The relationships, reputation, expertise and network you build over time are critical to your success. This is your personal brand.
It’s hard to believe that not all companies are supportive of their employees having a personal brand, even if what they discuss aligns with the organization’s mission.
Some employers do not want their people to be visible, because it could increase the likelihood they’ll be poached by another employer.
Other employers may be uncomfortable with their employees being visible, and may perceive it as they are not working hard enough or not being focused on their job. Maybe they are worried you are not dedicated to your job or you’re giving away too much free advice to other people. Maybe there is one executive at the company who scoffs at having someone who is so visible because it makes them feel bad that they’re not.
But when a company nurtures employee personal brands and encourages its people to engage on social media, the rewards far outweigh the risks.
When employees have strong personal brands, it creates a new channel for your organization to generate real authentic ROI. Today, people often turn to social media and online reviews to make buying decisions, so word-of-mouth marketing is more powerful than ever. That’s why it is smart to have trusted and respected employees posting positive things about your company online.

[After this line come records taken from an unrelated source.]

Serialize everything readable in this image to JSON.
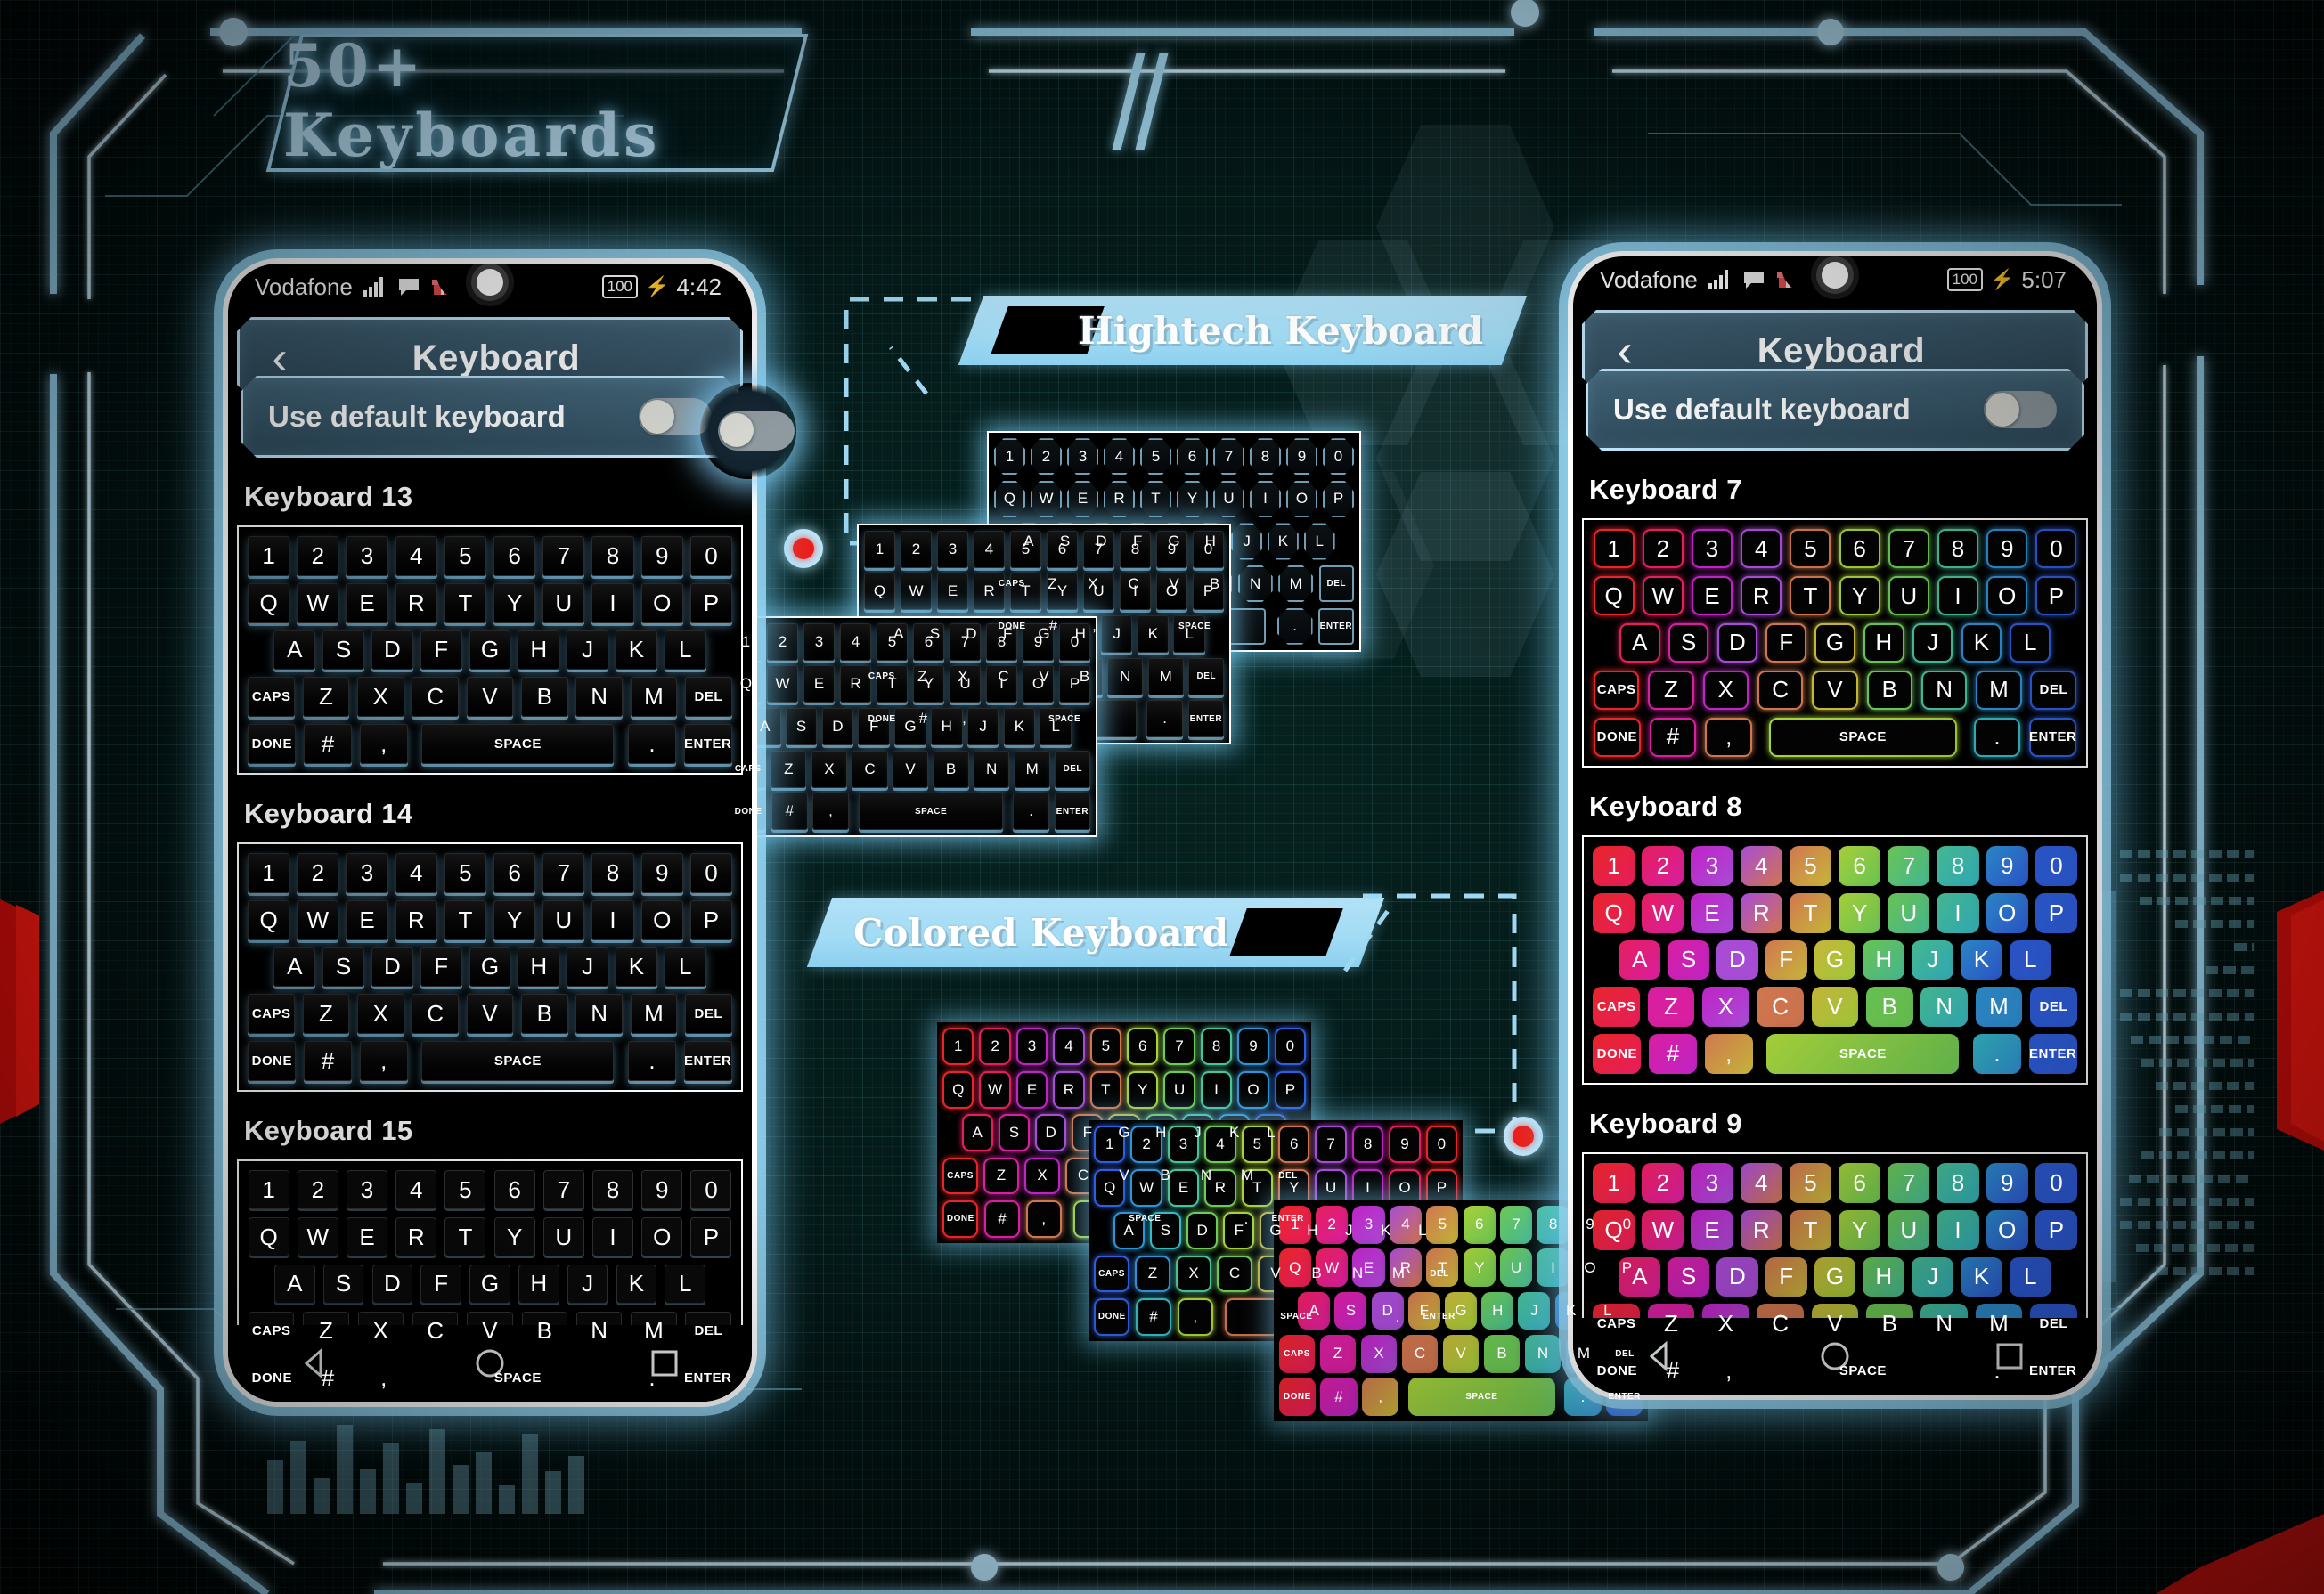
{
  "page": {
    "title": "50+ Keyboards",
    "accent_blue": "#a7dcf4",
    "accent_red": "#ed1c16",
    "background": "#041a19"
  },
  "banners": [
    {
      "label": "Hightech Keyboard"
    },
    {
      "label": "Colored Keyboard"
    }
  ],
  "phones": [
    {
      "id": "left",
      "status": {
        "carrier": "Vodafone",
        "battery": "100",
        "charging": "⚡",
        "time": "4:42"
      },
      "appbar": {
        "back": "‹",
        "title": "Keyboard"
      },
      "setting": {
        "label": "Use default keyboard",
        "toggle_state": "off"
      },
      "sections": [
        {
          "label": "Keyboard 13",
          "theme": "gloss"
        },
        {
          "label": "Keyboard 14",
          "theme": "gloss"
        },
        {
          "label": "Keyboard 15",
          "theme": "flat"
        }
      ],
      "nav": {
        "back": "back-triangle",
        "home": "home-circle",
        "recents": "recents-square"
      }
    },
    {
      "id": "right",
      "status": {
        "carrier": "Vodafone",
        "battery": "100",
        "charging": "⚡",
        "time": "5:07"
      },
      "appbar": {
        "back": "‹",
        "title": "Keyboard"
      },
      "setting": {
        "label": "Use default keyboard",
        "toggle_state": "off"
      },
      "sections": [
        {
          "label": "Keyboard 7",
          "theme": "outline"
        },
        {
          "label": "Keyboard 8",
          "theme": "solid"
        },
        {
          "label": "Keyboard 9",
          "theme": "solid"
        }
      ],
      "nav": {
        "back": "back-triangle",
        "home": "home-circle",
        "recents": "recents-square"
      }
    }
  ],
  "keyboard_layout": {
    "rows": [
      [
        "1",
        "2",
        "3",
        "4",
        "5",
        "6",
        "7",
        "8",
        "9",
        "0"
      ],
      [
        "Q",
        "W",
        "E",
        "R",
        "T",
        "Y",
        "U",
        "I",
        "O",
        "P"
      ],
      [
        "A",
        "S",
        "D",
        "F",
        "G",
        "H",
        "J",
        "K",
        "L"
      ],
      [
        "CAPS",
        "Z",
        "X",
        "C",
        "V",
        "B",
        "N",
        "M",
        "DEL"
      ],
      [
        "DONE",
        "#",
        ",",
        "SPACE",
        ".",
        "ENTER"
      ]
    ],
    "row_indent": [
      0,
      0,
      0.5,
      0,
      0
    ],
    "wide_keys": [
      "CAPS",
      "DEL",
      "DONE",
      "SPACE",
      "ENTER"
    ],
    "space_flex": 4
  },
  "key_colors": {
    "rainbow": [
      "#e8252a",
      "#e61e5c",
      "#d81fa0",
      "#c023c6",
      "#a84cd6",
      "#d0764f",
      "#c9b93a",
      "#a8d13a",
      "#6ecb55",
      "#49c49a",
      "#35b9c4",
      "#2f93d8",
      "#2f5fe0"
    ],
    "solid_row_start": [
      "#e8252a",
      "#e8252a",
      "#e6187a",
      "#e6187a",
      "#e6187a",
      "#e6187a"
    ]
  },
  "labels": {
    "space": "SPACE",
    "caps": "CAPS",
    "del": "DEL",
    "done": "DONE",
    "enter": "ENTER",
    "hash": "#",
    "comma": ",",
    "period": "."
  }
}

Employees with strong personal brands also establish themselves as subject matter experts and thought leaders, giving your organization more authority and credibility. This can lead to greater visibility for your brand, which is good for your business.
Employees with strong personal brands can help your company with:
- More brand awareness
- Lead generation
- Greater earned media value
- Increased pipeline
- Stronger brand positioning that helps the company stand out from the competition
- Improved employer brand
- Stronger recruitment pipeline
- Higher employee engagement
I personally think this is very shortsighted today, because there are many ways to balance having a personal brand with having a job, especially since none of us are defined by current job.
Understanding what’s OK and what’s not OK with your employer to do with regard to building your personal brand is not always black-and-white.
Some individuals at the company may be more comfortable than others with your personal branding pursuits. That being said, you don’t want to put your job at risk, but you also want to be authentic to who you are.
One of the smartest things a company can do is to create social media guidelines for its employees. This would provide a blueprint of how employees could and should use social media to promote the organization and themselves, and also what is permissible and not permissible from the company’s point of view.
Here are ways you can build your personal brand when your company is not supportive of it:
- Network Within Your Industry: Attend conferences, industry events and professional meetups to expand your network. Engage with other professionals in your field and build relationships that can help you grow in your career.
- Publish Industry-Relevant Content: If your company allows it, consider writing articles, blog posts or opinion pieces on professional platforms or industry websites. Share your expertise and insights on topics related to your field. Be sure to adhere to any guidelines or approval processes your company has in place.
- Engage in Online Discussions: Participate in professional online communities, forums or social media groups related to your industry. Contribute valuable insights and actively engage in discussions to build your reputation as a knowledgeable professional.
- Seek Speaking Opportunities: Look for opportunities to speak at industry conferences, webinars, podcasts or panel discussions. Sharing your expertise as a speaker can help raise your professional profile and demonstrate your knowledge to a wider audience. Again, adhere to any guidelines or approval processes your company has in place.
- Professional Certifications: Pursue relevant certifications or additional educational opportunities to enhance your skills and demonstrate your commitment to professional development.
- Volunteer or Join Professional Associations: Engage in volunteer work or join professional associations in your industry. This can provide you with opportunities to network, learn and contribute to your field, even if it’s not directly associated with your current company.
- Internal Marketing: Make sure the people inside your company, especially stakeholders and key decision makers, know about all the great things you’ve been doing. And it’s important to do this, while not sounding overly boastful, or taking all of the credit. Make others aware of your contributions via regular reporting and communication. Bolster your brand by taking the time to intentionally build relationships with key people in your company.
If your company does not want you to have a personal brand on social media, you may not be able to build a personal brand in the traditional sense, but there are still ways to engage with social media professionally and appropriately.
- Utilize LinkedIn as a professional networking platform. Share industry news, engage with others’ posts and maintain an updated and polished profile that highlights your skills and achievements.
- Industry News and Insights: Share relevant articles, news or updates about your industry. This shows that you’re staying informed and engaged in your field.
- Professional Development: Highlight any conferences, workshops or webinars you attend to demonstrate your commitment to professional growth and learning.
- Company Updates: Share exciting news or achievements about your company.
- Thoughtful Commentary: Offer thoughtful insights or opinions on industry trends or topics without directly associating it with yourself or your personal brand.
- Non-Work Interests: Share posts about hobbies, community events or philanthropic activities that are not directly related to your work but still showcase your personality and values.
- Inspirational Quotes: Share motivational or inspirational quotes that align with your professional values and aspirations.
- Engage with Others: Like, comment and share posts from colleagues, industry experts or relevant influencers to engage in conversations and demonstrate your involvement in the professional community.
- Lifestyle Tips: Offer practical tips or advice related to work-life balance, stress management, productivity or career development, focusing on general insights rather than personal experiences.
Remember that it’s so important to find an employer that allows you to be YOU.
If building your personal brand is important to you, ensure that your employer is supportive of that from the beginning.
Ask the right questions during the interview process and make sure you have in writing what is permissible to do (speaking at conferences, appearing on podcasts, writing articles, posting on social media, getting involved in a trade association, etc.).
You don’t want to learn the hard way that you don’t see eye to eye with your employer on this issue.
Here’s a video with more on this topic.